-- Your goal --
Only the text of the records belongs in the answer, copied exactly, with every picture omitted.

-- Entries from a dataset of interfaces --
▬▬▬▬▬▬
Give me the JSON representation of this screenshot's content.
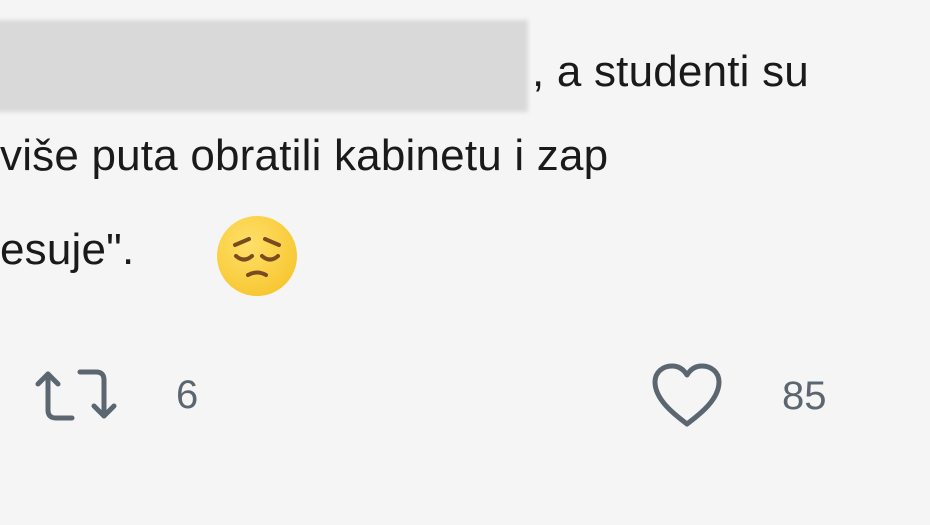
{
  "tweet": {
    "line1_text": ", a studenti su",
    "line2_text": "više puta obratili kabinetu i zap",
    "line3_text": "esuje\".",
    "emoji": "pensive-face-emoji"
  },
  "actions": {
    "retweet_count": "6",
    "like_count": "85"
  },
  "colors": {
    "background": "#f5f5f5",
    "text": "#1a1a1a",
    "icon_gray": "#5b6670",
    "emoji_yellow": "#ffcc33",
    "redaction_gray": "#d9d9d9"
  },
  "icons": {
    "retweet": "retweet-icon",
    "like": "heart-icon"
  }
}
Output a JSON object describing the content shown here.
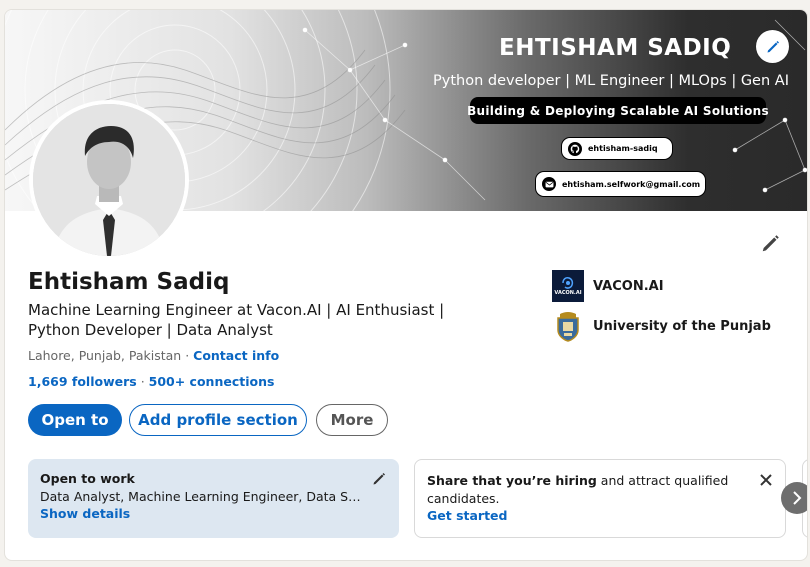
{
  "banner": {
    "name": "EHTISHAM SADIQ",
    "roles": "Python  developer | ML Engineer | MLOps | Gen AI",
    "tagline": "Building & Deploying Scalable AI Solutions",
    "github": "ehtisham-sadiq",
    "email": "ehtisham.selfwork@gmail.com"
  },
  "profile": {
    "name": "Ehtisham Sadiq",
    "headline": "Machine Learning Engineer at Vacon.AI | AI Enthusiast | Python Developer | Data Analyst",
    "location": "Lahore, Punjab, Pakistan",
    "location_sep": " · ",
    "contact_info": "Contact info",
    "followers": "1,669 followers",
    "stats_sep": " · ",
    "connections": "500+ connections"
  },
  "actions": {
    "open_to": "Open to",
    "add_section": "Add profile section",
    "more": "More"
  },
  "experience": [
    {
      "name": "VACON.AI",
      "logo_text": "VACON.AI"
    },
    {
      "name": "University of the Punjab"
    }
  ],
  "open_to_work": {
    "title": "Open to work",
    "roles": "Data Analyst, Machine Learning Engineer, Data S…",
    "link": "Show details"
  },
  "hiring": {
    "bold": "Share that you’re hiring",
    "rest": " and attract qualified candidates.",
    "link": "Get started"
  },
  "icons": {
    "edit": "pencil-icon",
    "close": "close-icon",
    "next": "chevron-right-icon",
    "github": "github-icon",
    "email": "envelope-icon"
  },
  "colors": {
    "accent": "#0a66c2",
    "open_to_work_bg": "#dde7f1"
  }
}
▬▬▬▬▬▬
-- Result for this task --
Give me the JSON representation of this screenshot's content.
{
  "tweet": {
    "line1_text": ", a studenti su",
    "line2_text": "više puta obratili kabinetu i zap",
    "line3_text": "esuje\".",
    "emoji": "pensive-face-emoji"
  },
  "actions": {
    "retweet_count": "6",
    "like_count": "85"
  },
  "colors": {
    "background": "#f5f5f5",
    "text": "#1a1a1a",
    "icon_gray": "#5b6670",
    "emoji_yellow": "#ffcc33",
    "redaction_gray": "#d9d9d9"
  },
  "icons": {
    "retweet": "retweet-icon",
    "like": "heart-icon"
  }
}
Output a JSON object describing the content shown here.
{
  "banner": {
    "name": "EHTISHAM SADIQ",
    "roles": "Python  developer | ML Engineer | MLOps | Gen AI",
    "tagline": "Building & Deploying Scalable AI Solutions",
    "github": "ehtisham-sadiq",
    "email": "ehtisham.selfwork@gmail.com"
  },
  "profile": {
    "name": "Ehtisham Sadiq",
    "headline": "Machine Learning Engineer at Vacon.AI | AI Enthusiast | Python Developer | Data Analyst",
    "location": "Lahore, Punjab, Pakistan",
    "location_sep": " · ",
    "contact_info": "Contact info",
    "followers": "1,669 followers",
    "stats_sep": " · ",
    "connections": "500+ connections"
  },
  "actions": {
    "open_to": "Open to",
    "add_section": "Add profile section",
    "more": "More"
  },
  "experience": [
    {
      "name": "VACON.AI",
      "logo_text": "VACON.AI"
    },
    {
      "name": "University of the Punjab"
    }
  ],
  "open_to_work": {
    "title": "Open to work",
    "roles": "Data Analyst, Machine Learning Engineer, Data S…",
    "link": "Show details"
  },
  "hiring": {
    "bold": "Share that you’re hiring",
    "rest": " and attract qualified candidates.",
    "link": "Get started"
  },
  "icons": {
    "edit": "pencil-icon",
    "close": "close-icon",
    "next": "chevron-right-icon",
    "github": "github-icon",
    "email": "envelope-icon"
  },
  "colors": {
    "accent": "#0a66c2",
    "open_to_work_bg": "#dde7f1"
  }
}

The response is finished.